Plan, Plan, Plan

Plan what you need to do, especially if it involves travelling anywhere. Avoid walking too near the edge of the pavement near the road to avoid slipping into traffic. Be patient, don’t hurry and watch out for parts of the pavement that may have been in shadow or under trees, where there is more likely be black ice.

Travelling by Car

Getting the car off the drive can be a problem……. if possible, sort your garage and put the car away. If you do have to scrape the ice off your car, make sure that you have the correct implements and a can of de-icer. Stand on a stable surface and do not over stretch.

Make sure your car is regularly maintained to ensure you have good tread on your tyres – minimum tread depth is 3mm but the more the better.

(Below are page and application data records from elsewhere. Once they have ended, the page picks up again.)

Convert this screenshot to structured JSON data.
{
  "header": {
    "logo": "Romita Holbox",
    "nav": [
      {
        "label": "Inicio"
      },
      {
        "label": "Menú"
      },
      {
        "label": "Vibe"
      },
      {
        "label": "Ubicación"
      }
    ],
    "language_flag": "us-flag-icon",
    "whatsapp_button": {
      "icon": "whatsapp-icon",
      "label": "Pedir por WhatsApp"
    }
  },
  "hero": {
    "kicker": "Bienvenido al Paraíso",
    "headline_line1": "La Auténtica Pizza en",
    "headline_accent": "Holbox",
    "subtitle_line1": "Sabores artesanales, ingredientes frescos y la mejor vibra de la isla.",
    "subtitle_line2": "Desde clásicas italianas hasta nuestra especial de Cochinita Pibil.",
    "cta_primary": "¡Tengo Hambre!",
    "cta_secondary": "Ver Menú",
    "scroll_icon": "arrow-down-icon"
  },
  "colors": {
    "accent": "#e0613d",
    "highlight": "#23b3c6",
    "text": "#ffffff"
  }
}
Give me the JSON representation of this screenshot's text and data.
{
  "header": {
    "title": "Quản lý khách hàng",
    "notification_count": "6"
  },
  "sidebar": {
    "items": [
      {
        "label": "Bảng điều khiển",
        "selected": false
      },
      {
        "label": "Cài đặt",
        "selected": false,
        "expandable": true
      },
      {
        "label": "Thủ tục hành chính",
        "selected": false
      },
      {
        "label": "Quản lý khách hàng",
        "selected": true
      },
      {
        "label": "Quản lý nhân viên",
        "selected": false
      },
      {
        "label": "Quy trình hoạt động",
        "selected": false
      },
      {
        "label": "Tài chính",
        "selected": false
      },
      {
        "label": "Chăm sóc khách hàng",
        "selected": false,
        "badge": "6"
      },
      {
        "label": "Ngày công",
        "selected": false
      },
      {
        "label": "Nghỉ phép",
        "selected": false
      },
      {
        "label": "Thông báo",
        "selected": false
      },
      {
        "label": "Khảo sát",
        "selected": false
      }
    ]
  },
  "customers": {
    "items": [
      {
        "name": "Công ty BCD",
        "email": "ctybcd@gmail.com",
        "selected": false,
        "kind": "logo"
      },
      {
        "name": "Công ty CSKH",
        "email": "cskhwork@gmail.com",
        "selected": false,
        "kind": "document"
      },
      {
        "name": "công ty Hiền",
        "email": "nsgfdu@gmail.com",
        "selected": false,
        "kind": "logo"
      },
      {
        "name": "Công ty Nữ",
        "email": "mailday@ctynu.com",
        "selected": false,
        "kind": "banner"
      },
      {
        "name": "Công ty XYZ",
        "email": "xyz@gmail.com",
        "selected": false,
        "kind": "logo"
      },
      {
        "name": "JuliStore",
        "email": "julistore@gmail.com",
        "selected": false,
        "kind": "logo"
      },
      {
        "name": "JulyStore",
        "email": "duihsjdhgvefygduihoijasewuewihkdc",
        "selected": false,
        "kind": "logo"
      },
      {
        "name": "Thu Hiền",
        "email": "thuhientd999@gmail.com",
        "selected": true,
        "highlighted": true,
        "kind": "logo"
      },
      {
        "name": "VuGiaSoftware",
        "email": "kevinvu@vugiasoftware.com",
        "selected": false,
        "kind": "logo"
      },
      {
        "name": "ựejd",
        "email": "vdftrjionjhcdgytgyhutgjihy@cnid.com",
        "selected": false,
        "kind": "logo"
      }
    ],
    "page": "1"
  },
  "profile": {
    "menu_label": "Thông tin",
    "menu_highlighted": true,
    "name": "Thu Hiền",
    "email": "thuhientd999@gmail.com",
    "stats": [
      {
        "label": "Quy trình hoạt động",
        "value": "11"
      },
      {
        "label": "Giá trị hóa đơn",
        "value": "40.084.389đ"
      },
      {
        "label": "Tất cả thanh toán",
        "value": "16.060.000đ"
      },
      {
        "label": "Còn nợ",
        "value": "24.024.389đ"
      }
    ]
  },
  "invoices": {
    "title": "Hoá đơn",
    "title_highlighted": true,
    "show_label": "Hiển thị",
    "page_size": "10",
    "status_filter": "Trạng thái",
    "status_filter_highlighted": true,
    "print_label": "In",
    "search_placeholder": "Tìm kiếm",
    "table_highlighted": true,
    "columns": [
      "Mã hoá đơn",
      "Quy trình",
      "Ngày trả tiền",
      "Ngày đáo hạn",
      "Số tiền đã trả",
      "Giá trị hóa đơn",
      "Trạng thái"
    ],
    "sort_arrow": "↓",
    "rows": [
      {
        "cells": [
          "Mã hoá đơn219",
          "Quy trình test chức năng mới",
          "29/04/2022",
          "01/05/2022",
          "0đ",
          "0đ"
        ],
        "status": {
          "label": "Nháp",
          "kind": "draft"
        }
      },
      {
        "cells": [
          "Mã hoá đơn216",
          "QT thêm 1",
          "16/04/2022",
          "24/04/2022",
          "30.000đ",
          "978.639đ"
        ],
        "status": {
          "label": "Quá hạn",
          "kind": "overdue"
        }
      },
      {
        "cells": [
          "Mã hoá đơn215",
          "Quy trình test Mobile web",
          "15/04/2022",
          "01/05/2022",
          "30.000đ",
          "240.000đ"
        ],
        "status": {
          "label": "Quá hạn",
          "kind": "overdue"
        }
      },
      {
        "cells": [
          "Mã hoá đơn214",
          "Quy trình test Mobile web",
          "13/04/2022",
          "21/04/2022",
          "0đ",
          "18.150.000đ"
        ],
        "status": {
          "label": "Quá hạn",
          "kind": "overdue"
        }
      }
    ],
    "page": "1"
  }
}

Make sure your battery has been checked as a flat battery can not only cause you a great deal of inconvenience but can cause you to be stranded and exposed to the cold for a long period of time, not to mention the exertion of pushing your car. Before you turn your ignition key make sure your lights, heater and radio are turned off as this puts less strain on the battery – you can switch them on once you get going.

Finally, whether you are travelling a long distance or just around the corner, don’t forget to take a fully charged mobile phone with you, you never know when it will come in handy!

Safe Shovelling

Whilst very satisfying, clearing snow can be a very strenuous task. Make sure you bend your knees and keep your back straight, don’t twist too much as any “unaccustomed activity” may cause injury, if in doubt put some salt or grit down instead.

Remember if you do fall make sure you get checked over, especially if you hit your head.

You can also visit the BCA website for more advice and information on chiropractic.

Hello world!

November 24, 2009

Welcome to This is your first post. Edit or delete it and start blogging!